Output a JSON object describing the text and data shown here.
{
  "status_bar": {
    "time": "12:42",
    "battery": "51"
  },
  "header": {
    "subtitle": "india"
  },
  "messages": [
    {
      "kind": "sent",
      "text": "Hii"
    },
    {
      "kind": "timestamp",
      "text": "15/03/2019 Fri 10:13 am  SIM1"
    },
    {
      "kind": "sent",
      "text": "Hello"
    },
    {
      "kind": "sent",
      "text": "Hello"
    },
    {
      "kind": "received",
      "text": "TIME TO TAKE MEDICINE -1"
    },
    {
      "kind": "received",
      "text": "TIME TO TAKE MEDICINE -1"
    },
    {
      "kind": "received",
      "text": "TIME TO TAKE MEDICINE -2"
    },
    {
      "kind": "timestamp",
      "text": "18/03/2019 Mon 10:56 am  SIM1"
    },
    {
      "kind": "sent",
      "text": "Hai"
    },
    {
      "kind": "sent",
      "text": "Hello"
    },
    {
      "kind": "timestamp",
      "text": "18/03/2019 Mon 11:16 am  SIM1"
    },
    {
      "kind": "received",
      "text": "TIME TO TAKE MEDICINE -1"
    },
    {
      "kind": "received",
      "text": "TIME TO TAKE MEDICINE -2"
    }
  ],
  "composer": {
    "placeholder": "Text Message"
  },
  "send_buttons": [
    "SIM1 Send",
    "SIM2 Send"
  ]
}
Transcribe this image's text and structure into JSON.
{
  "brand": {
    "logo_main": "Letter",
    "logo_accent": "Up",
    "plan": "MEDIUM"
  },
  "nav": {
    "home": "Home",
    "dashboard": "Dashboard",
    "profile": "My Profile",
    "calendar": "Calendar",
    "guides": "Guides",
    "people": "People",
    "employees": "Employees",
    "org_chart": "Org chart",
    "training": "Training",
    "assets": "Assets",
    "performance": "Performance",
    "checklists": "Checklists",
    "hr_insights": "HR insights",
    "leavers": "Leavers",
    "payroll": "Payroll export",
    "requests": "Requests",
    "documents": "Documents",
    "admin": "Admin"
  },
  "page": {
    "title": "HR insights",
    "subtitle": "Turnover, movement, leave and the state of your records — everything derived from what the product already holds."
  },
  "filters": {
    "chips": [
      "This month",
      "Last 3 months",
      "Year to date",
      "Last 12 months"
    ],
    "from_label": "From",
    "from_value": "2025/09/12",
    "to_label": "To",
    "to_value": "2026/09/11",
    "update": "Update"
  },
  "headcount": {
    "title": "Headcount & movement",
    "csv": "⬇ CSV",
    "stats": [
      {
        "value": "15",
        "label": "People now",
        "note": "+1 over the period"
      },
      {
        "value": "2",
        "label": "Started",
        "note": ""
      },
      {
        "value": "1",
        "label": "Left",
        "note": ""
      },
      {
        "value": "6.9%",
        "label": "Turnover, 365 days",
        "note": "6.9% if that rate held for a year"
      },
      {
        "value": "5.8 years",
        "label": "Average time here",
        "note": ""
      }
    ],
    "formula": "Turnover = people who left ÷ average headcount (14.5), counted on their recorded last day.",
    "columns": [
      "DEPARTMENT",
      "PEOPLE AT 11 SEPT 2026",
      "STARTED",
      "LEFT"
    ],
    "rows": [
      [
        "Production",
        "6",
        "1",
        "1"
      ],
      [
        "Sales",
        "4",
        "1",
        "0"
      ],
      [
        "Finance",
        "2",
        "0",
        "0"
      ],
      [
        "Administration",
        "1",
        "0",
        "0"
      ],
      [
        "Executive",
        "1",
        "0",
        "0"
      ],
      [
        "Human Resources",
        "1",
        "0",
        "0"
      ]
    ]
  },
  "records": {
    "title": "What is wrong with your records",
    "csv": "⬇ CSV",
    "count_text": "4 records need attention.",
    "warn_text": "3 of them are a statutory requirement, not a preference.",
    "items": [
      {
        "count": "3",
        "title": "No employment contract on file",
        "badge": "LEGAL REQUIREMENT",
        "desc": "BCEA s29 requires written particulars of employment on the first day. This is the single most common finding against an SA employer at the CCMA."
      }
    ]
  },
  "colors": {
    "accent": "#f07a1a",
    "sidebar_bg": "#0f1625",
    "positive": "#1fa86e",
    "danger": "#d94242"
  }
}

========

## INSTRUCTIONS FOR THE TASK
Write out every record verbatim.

## ANSWER SECTION
Output a JSON object describing the text and data shown here.
{
  "status_bar": {
    "time": "12:42",
    "battery": "51"
  },
  "header": {
    "subtitle": "india"
  },
  "messages": [
    {
      "kind": "sent",
      "text": "Hii"
    },
    {
      "kind": "timestamp",
      "text": "15/03/2019 Fri 10:13 am  SIM1"
    },
    {
      "kind": "sent",
      "text": "Hello"
    },
    {
      "kind": "sent",
      "text": "Hello"
    },
    {
      "kind": "received",
      "text": "TIME TO TAKE MEDICINE -1"
    },
    {
      "kind": "received",
      "text": "TIME TO TAKE MEDICINE -1"
    },
    {
      "kind": "received",
      "text": "TIME TO TAKE MEDICINE -2"
    },
    {
      "kind": "timestamp",
      "text": "18/03/2019 Mon 10:56 am  SIM1"
    },
    {
      "kind": "sent",
      "text": "Hai"
    },
    {
      "kind": "sent",
      "text": "Hello"
    },
    {
      "kind": "timestamp",
      "text": "18/03/2019 Mon 11:16 am  SIM1"
    },
    {
      "kind": "received",
      "text": "TIME TO TAKE MEDICINE -1"
    },
    {
      "kind": "received",
      "text": "TIME TO TAKE MEDICINE -2"
    }
  ],
  "composer": {
    "placeholder": "Text Message"
  },
  "send_buttons": [
    "SIM1 Send",
    "SIM2 Send"
  ]
}
Transcribe this image's text and structure into JSON.
{
  "brand": {
    "logo_main": "Letter",
    "logo_accent": "Up",
    "plan": "MEDIUM"
  },
  "nav": {
    "home": "Home",
    "dashboard": "Dashboard",
    "profile": "My Profile",
    "calendar": "Calendar",
    "guides": "Guides",
    "people": "People",
    "employees": "Employees",
    "org_chart": "Org chart",
    "training": "Training",
    "assets": "Assets",
    "performance": "Performance",
    "checklists": "Checklists",
    "hr_insights": "HR insights",
    "leavers": "Leavers",
    "payroll": "Payroll export",
    "requests": "Requests",
    "documents": "Documents",
    "admin": "Admin"
  },
  "page": {
    "title": "HR insights",
    "subtitle": "Turnover, movement, leave and the state of your records — everything derived from what the product already holds."
  },
  "filters": {
    "chips": [
      "This month",
      "Last 3 months",
      "Year to date",
      "Last 12 months"
    ],
    "from_label": "From",
    "from_value": "2025/09/12",
    "to_label": "To",
    "to_value": "2026/09/11",
    "update": "Update"
  },
  "headcount": {
    "title": "Headcount & movement",
    "csv": "⬇ CSV",
    "stats": [
      {
        "value": "15",
        "label": "People now",
        "note": "+1 over the period"
      },
      {
        "value": "2",
        "label": "Started",
        "note": ""
      },
      {
        "value": "1",
        "label": "Left",
        "note": ""
      },
      {
        "value": "6.9%",
        "label": "Turnover, 365 days",
        "note": "6.9% if that rate held for a year"
      },
      {
        "value": "5.8 years",
        "label": "Average time here",
        "note": ""
      }
    ],
    "formula": "Turnover = people who left ÷ average headcount (14.5), counted on their recorded last day.",
    "columns": [
      "DEPARTMENT",
      "PEOPLE AT 11 SEPT 2026",
      "STARTED",
      "LEFT"
    ],
    "rows": [
      [
        "Production",
        "6",
        "1",
        "1"
      ],
      [
        "Sales",
        "4",
        "1",
        "0"
      ],
      [
        "Finance",
        "2",
        "0",
        "0"
      ],
      [
        "Administration",
        "1",
        "0",
        "0"
      ],
      [
        "Executive",
        "1",
        "0",
        "0"
      ],
      [
        "Human Resources",
        "1",
        "0",
        "0"
      ]
    ]
  },
  "records": {
    "title": "What is wrong with your records",
    "csv": "⬇ CSV",
    "count_text": "4 records need attention.",
    "warn_text": "3 of them are a statutory requirement, not a preference.",
    "items": [
      {
        "count": "3",
        "title": "No employment contract on file",
        "badge": "LEGAL REQUIREMENT",
        "desc": "BCEA s29 requires written particulars of employment on the first day. This is the single most common finding against an SA employer at the CCMA."
      }
    ]
  },
  "colors": {
    "accent": "#f07a1a",
    "sidebar_bg": "#0f1625",
    "positive": "#1fa86e",
    "danger": "#d94242"
  }
}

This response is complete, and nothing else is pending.